### Work order
Please give every line below again exactly, but not its pictures.

### Data extract

——————————

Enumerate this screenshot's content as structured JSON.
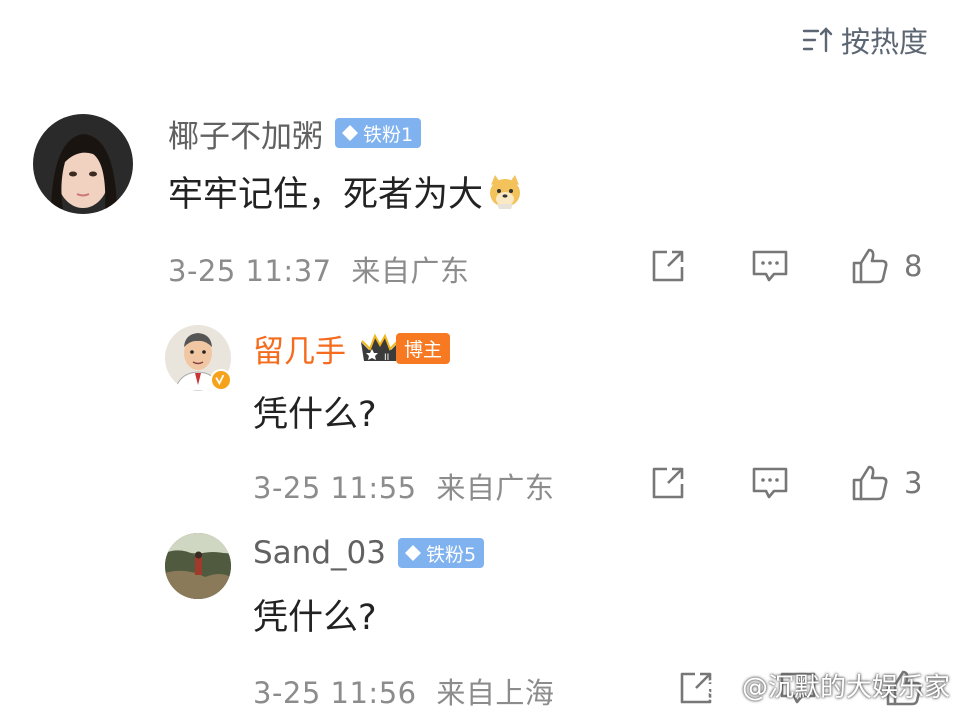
{
  "sort": {
    "label": "按热度",
    "icon": "sort-icon"
  },
  "comments": [
    {
      "username": "椰子不加粥",
      "badge": "铁粉1",
      "text": "牢牢记住，死者为大",
      "time": "3-25 11:37",
      "location": "来自广东",
      "likes": "8"
    },
    {
      "username": "留几手",
      "badge": "博主",
      "crown_level": "II",
      "text": "凭什么?",
      "time": "3-25 11:55",
      "location": "来自广东",
      "likes": "3"
    },
    {
      "username": "Sand_03",
      "badge": "铁粉5",
      "text": "凭什么?",
      "time": "3-25 11:56",
      "location": "来自上海",
      "likes": ""
    }
  ],
  "watermark": {
    "text": "@沉默的大娱乐家"
  },
  "colors": {
    "host_orange": "#f56c1e",
    "fan_badge_blue": "#7fb2ee",
    "verified_orange": "#f7a21b"
  }
}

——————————

### Written response
Enumerate this screenshot's content as structured JSON.
{
  "sort": {
    "label": "按热度",
    "icon": "sort-icon"
  },
  "comments": [
    {
      "username": "椰子不加粥",
      "badge": "铁粉1",
      "text": "牢牢记住，死者为大",
      "time": "3-25 11:37",
      "location": "来自广东",
      "likes": "8"
    },
    {
      "username": "留几手",
      "badge": "博主",
      "crown_level": "II",
      "text": "凭什么?",
      "time": "3-25 11:55",
      "location": "来自广东",
      "likes": "3"
    },
    {
      "username": "Sand_03",
      "badge": "铁粉5",
      "text": "凭什么?",
      "time": "3-25 11:56",
      "location": "来自上海",
      "likes": ""
    }
  ],
  "watermark": {
    "text": "@沉默的大娱乐家"
  },
  "colors": {
    "host_orange": "#f56c1e",
    "fan_badge_blue": "#7fb2ee",
    "verified_orange": "#f7a21b"
  }
}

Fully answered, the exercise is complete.